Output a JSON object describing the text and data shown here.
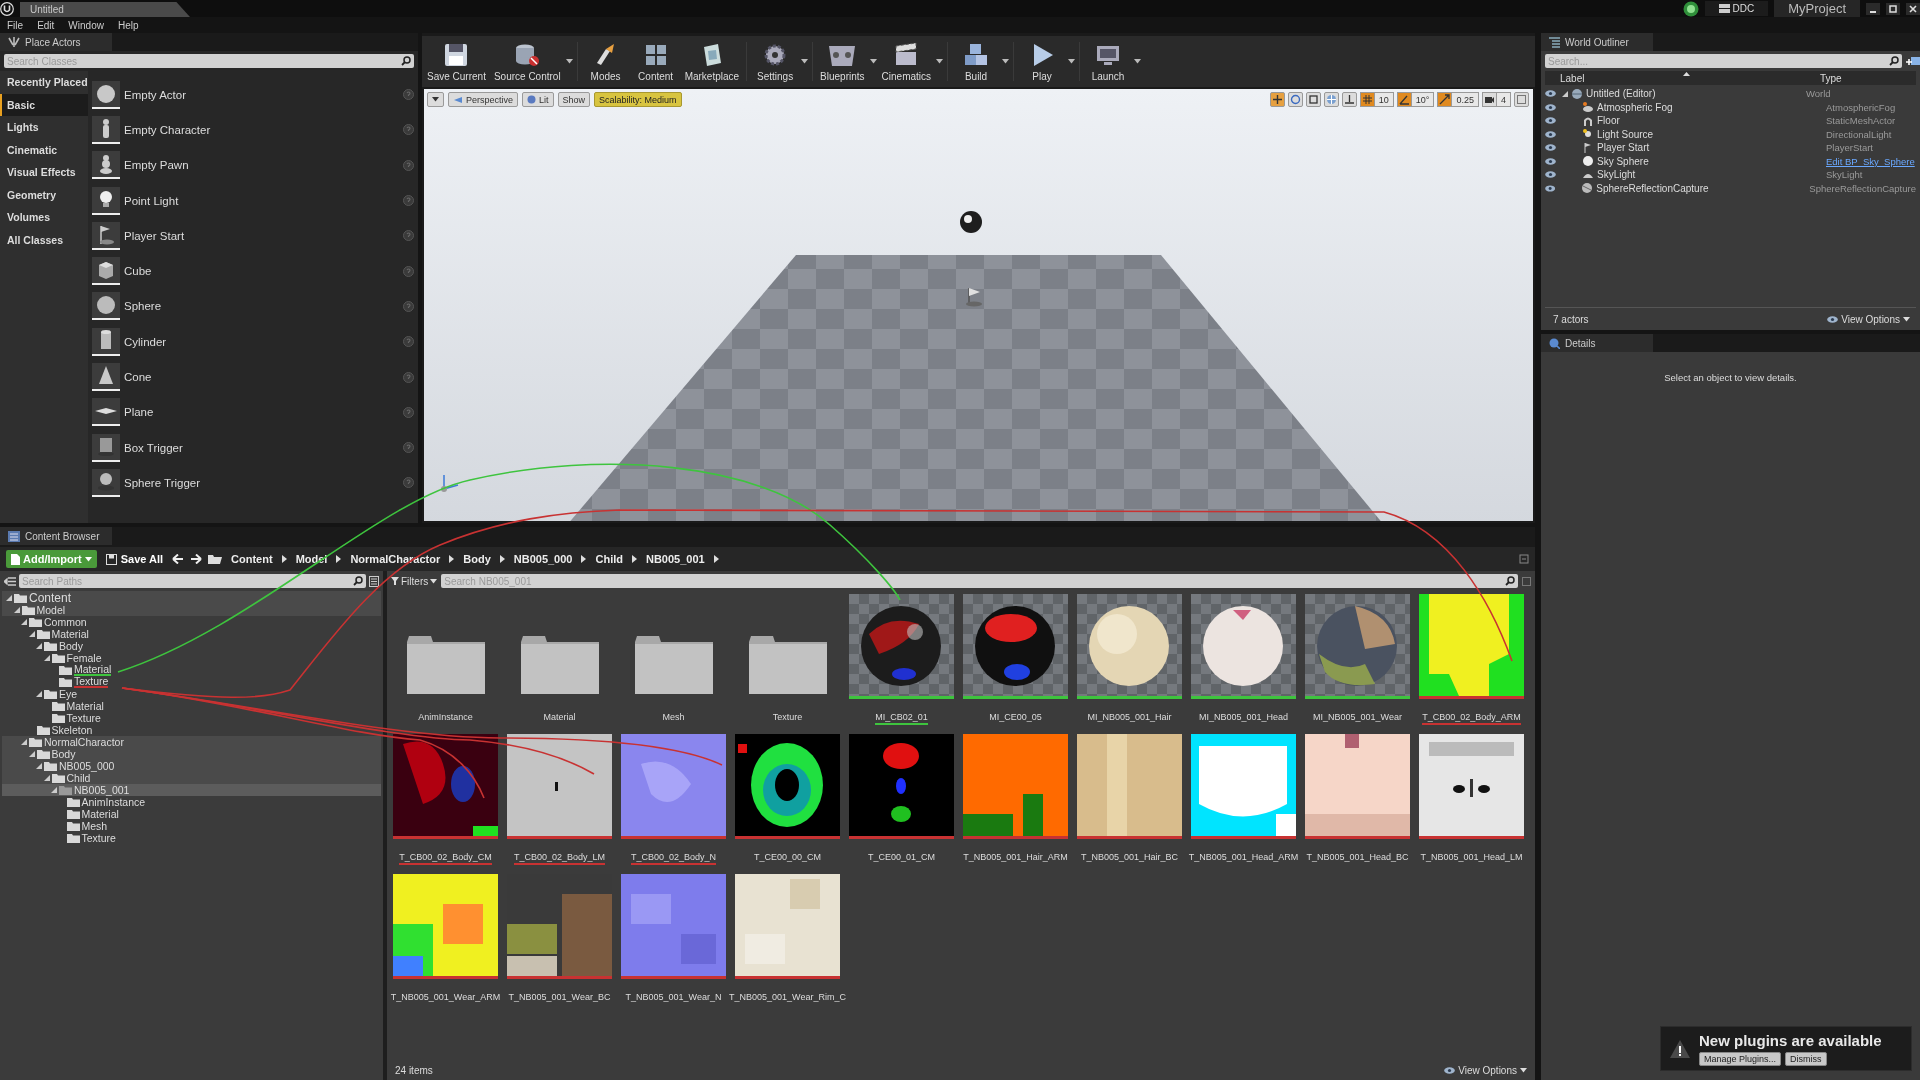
{
  "title_bar": {
    "tab": "Untitled",
    "ddc": "DDC",
    "project": "MyProject"
  },
  "menu": [
    "File",
    "Edit",
    "Window",
    "Help"
  ],
  "place_actors": {
    "tab": "Place Actors",
    "search": {
      "placeholder": "Search Classes"
    },
    "categories": [
      {
        "label": "Recently Placed",
        "selected": false
      },
      {
        "label": "Basic",
        "selected": true
      },
      {
        "label": "Lights",
        "selected": false
      },
      {
        "label": "Cinematic",
        "selected": false
      },
      {
        "label": "Visual Effects",
        "selected": false
      },
      {
        "label": "Geometry",
        "selected": false
      },
      {
        "label": "Volumes",
        "selected": false
      },
      {
        "label": "All Classes",
        "selected": false
      }
    ],
    "items": [
      "Empty Actor",
      "Empty Character",
      "Empty Pawn",
      "Point Light",
      "Player Start",
      "Cube",
      "Sphere",
      "Cylinder",
      "Cone",
      "Plane",
      "Box Trigger",
      "Sphere Trigger"
    ]
  },
  "toolbar": [
    {
      "label": "Save Current",
      "dropdown": false
    },
    {
      "label": "Source Control",
      "dropdown": true
    },
    {
      "label": "Modes",
      "dropdown": false
    },
    {
      "label": "Content",
      "dropdown": false
    },
    {
      "label": "Marketplace",
      "dropdown": false
    },
    {
      "label": "Settings",
      "dropdown": true
    },
    {
      "label": "Blueprints",
      "dropdown": true
    },
    {
      "label": "Cinematics",
      "dropdown": true
    },
    {
      "label": "Build",
      "dropdown": true
    },
    {
      "label": "Play",
      "dropdown": true
    },
    {
      "label": "Launch",
      "dropdown": true
    }
  ],
  "viewport": {
    "view_buttons": [
      "Perspective",
      "Lit",
      "Show"
    ],
    "scalability": "Scalability: Medium",
    "transform_tools": [
      {
        "selected": true
      },
      {
        "selected": false
      },
      {
        "selected": false
      },
      {
        "selected": false
      },
      {
        "selected": false
      }
    ],
    "snaps": [
      {
        "value": "10",
        "on": true
      },
      {
        "value": "10°",
        "on": true
      },
      {
        "value": "0.25",
        "on": true
      }
    ],
    "camera_speed": "4"
  },
  "world_outliner": {
    "tab": "World Outliner",
    "search": {
      "placeholder": "Search..."
    },
    "columns": [
      "Label",
      "Type"
    ],
    "rows": [
      {
        "label": "Untitled (Editor)",
        "type": "World",
        "type_link": false,
        "expanded": true,
        "children": [
          {
            "label": "Atmospheric Fog",
            "type": "AtmosphericFog",
            "type_link": false
          },
          {
            "label": "Floor",
            "type": "StaticMeshActor",
            "type_link": false
          },
          {
            "label": "Light Source",
            "type": "DirectionalLight",
            "type_link": false
          },
          {
            "label": "Player Start",
            "type": "PlayerStart",
            "type_link": false
          },
          {
            "label": "Sky Sphere",
            "type": "Edit BP_Sky_Sphere",
            "type_link": true
          },
          {
            "label": "SkyLight",
            "type": "SkyLight",
            "type_link": false
          },
          {
            "label": "SphereReflectionCapture",
            "type": "SphereReflectionCapture",
            "type_link": false
          }
        ]
      }
    ],
    "footer": "7 actors",
    "view_options": "View Options"
  },
  "details": {
    "tab": "Details",
    "message": "Select an object to view details."
  },
  "content_browser": {
    "tab": "Content Browser",
    "add_import": "Add/Import",
    "save_all": "Save All",
    "breadcrumbs": [
      "Content",
      "Model",
      "NormalCharactor",
      "Body",
      "NB005_000",
      "Child",
      "NB005_001"
    ],
    "path_search": {
      "placeholder": "Search Paths"
    },
    "tree": [
      {
        "label": "Content",
        "expanded": true,
        "selected": false,
        "highlighted": true,
        "children": [
          {
            "label": "Model",
            "expanded": true,
            "selected": false,
            "highlighted": true,
            "children": [
              {
                "label": "Common",
                "expanded": true,
                "selected": false,
                "highlighted": false,
                "children": [
                  {
                    "label": "Material",
                    "expanded": true,
                    "selected": false,
                    "highlighted": false,
                    "children": [
                      {
                        "label": "Body",
                        "expanded": true,
                        "selected": false,
                        "highlighted": false,
                        "children": [
                          {
                            "label": "Female",
                            "expanded": true,
                            "selected": false,
                            "highlighted": false,
                            "children": [
                              {
                                "label": "Material",
                                "selected": false,
                                "highlighted": false,
                                "color": "#3ec43e"
                              },
                              {
                                "label": "Texture",
                                "selected": false,
                                "highlighted": false,
                                "color": "#c83232"
                              }
                            ]
                          }
                        ]
                      },
                      {
                        "label": "Eye",
                        "expanded": true,
                        "selected": false,
                        "highlighted": false,
                        "children": [
                          {
                            "label": "Material",
                            "selected": false,
                            "highlighted": false
                          },
                          {
                            "label": "Texture",
                            "selected": false,
                            "highlighted": false
                          }
                        ]
                      }
                    ]
                  },
                  {
                    "label": "Skeleton",
                    "selected": false,
                    "highlighted": false
                  }
                ]
              },
              {
                "label": "NormalCharactor",
                "expanded": true,
                "selected": false,
                "highlighted": true,
                "children": [
                  {
                    "label": "Body",
                    "expanded": true,
                    "selected": false,
                    "highlighted": true,
                    "children": [
                      {
                        "label": "NB005_000",
                        "expanded": true,
                        "selected": false,
                        "highlighted": true,
                        "children": [
                          {
                            "label": "Child",
                            "expanded": true,
                            "selected": false,
                            "highlighted": true,
                            "children": [
                              {
                                "label": "NB005_001",
                                "expanded": true,
                                "selected": true,
                                "children": [
                                  {
                                    "label": "AnimInstance",
                                    "selected": false,
                                    "highlighted": false
                                  },
                                  {
                                    "label": "Material",
                                    "selected": false,
                                    "highlighted": false
                                  },
                                  {
                                    "label": "Mesh",
                                    "selected": false,
                                    "highlighted": false
                                  },
                                  {
                                    "label": "Texture",
                                    "selected": false,
                                    "highlighted": false
                                  }
                                ]
                              }
                            ]
                          }
                        ]
                      }
                    ]
                  }
                ]
              }
            ]
          }
        ]
      }
    ],
    "filters": "Filters",
    "asset_search": {
      "placeholder": "Search NB005_001"
    },
    "assets": [
      {
        "kind": "folder",
        "name": "AnimInstance"
      },
      {
        "kind": "folder",
        "name": "Material"
      },
      {
        "kind": "folder",
        "name": "Mesh"
      },
      {
        "kind": "folder",
        "name": "Texture"
      },
      {
        "kind": "material",
        "name": "MI_CB02_01",
        "color": "#3ec43e"
      },
      {
        "kind": "material",
        "name": "MI_CE00_05"
      },
      {
        "kind": "material",
        "name": "MI_NB005_001_Hair"
      },
      {
        "kind": "material",
        "name": "MI_NB005_001_Head"
      },
      {
        "kind": "material",
        "name": "MI_NB005_001_Wear"
      },
      {
        "kind": "texture",
        "name": "T_CB00_02_Body_ARM",
        "color": "#c83232"
      },
      {
        "kind": "texture",
        "name": "T_CB00_02_Body_CM",
        "color": "#c83232"
      },
      {
        "kind": "texture",
        "name": "T_CB00_02_Body_LM",
        "color": "#c83232"
      },
      {
        "kind": "texture",
        "name": "T_CB00_02_Body_N",
        "color": "#c83232"
      },
      {
        "kind": "texture",
        "name": "T_CE00_00_CM"
      },
      {
        "kind": "texture",
        "name": "T_CE00_01_CM"
      },
      {
        "kind": "texture",
        "name": "T_NB005_001_Hair_ARM"
      },
      {
        "kind": "texture",
        "name": "T_NB005_001_Hair_BC"
      },
      {
        "kind": "texture",
        "name": "T_NB005_001_Head_ARM"
      },
      {
        "kind": "texture",
        "name": "T_NB005_001_Head_BC"
      },
      {
        "kind": "texture",
        "name": "T_NB005_001_Head_LM"
      },
      {
        "kind": "texture",
        "name": "T_NB005_001_Wear_ARM"
      },
      {
        "kind": "texture",
        "name": "T_NB005_001_Wear_BC"
      },
      {
        "kind": "texture",
        "name": "T_NB005_001_Wear_N"
      },
      {
        "kind": "texture",
        "name": "T_NB005_001_Wear_Rim_C"
      }
    ],
    "count": "24 items",
    "view_options": "View Options"
  },
  "annotations": [
    {
      "color": "#3ec43e"
    },
    {
      "color": "#c83232"
    },
    {
      "color": "#c83232"
    },
    {
      "color": "#c83232"
    },
    {
      "color": "#c83232"
    }
  ],
  "notification": {
    "message": "New plugins are available",
    "buttons": [
      "Manage Plugins...",
      "Dismiss"
    ]
  }
}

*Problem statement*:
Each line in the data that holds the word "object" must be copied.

*Response box*:
Output a JSON object describing the text and data shown here.
    "message": "Select an object to view details."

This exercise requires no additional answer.